Listed entries ->
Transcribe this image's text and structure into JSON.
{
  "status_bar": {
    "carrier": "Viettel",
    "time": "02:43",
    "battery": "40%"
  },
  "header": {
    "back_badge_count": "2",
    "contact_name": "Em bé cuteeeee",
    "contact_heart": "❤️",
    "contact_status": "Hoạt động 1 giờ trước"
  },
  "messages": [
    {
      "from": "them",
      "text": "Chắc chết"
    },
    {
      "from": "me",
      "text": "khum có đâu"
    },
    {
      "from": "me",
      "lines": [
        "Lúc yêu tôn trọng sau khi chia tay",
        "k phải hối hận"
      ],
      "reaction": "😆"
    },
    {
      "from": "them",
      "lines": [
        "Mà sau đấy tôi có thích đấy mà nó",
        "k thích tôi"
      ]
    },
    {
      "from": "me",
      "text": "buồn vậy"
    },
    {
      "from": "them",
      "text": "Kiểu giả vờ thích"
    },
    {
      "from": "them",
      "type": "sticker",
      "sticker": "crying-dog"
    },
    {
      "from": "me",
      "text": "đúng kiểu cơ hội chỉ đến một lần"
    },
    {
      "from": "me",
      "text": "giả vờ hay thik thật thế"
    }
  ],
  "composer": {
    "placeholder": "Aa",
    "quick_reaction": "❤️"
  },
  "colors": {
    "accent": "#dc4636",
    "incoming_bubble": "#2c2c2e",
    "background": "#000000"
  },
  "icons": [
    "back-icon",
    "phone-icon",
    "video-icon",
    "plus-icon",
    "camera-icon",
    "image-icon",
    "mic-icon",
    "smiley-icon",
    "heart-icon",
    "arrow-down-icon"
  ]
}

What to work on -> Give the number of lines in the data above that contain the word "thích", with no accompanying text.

Answer to the exercise -> 3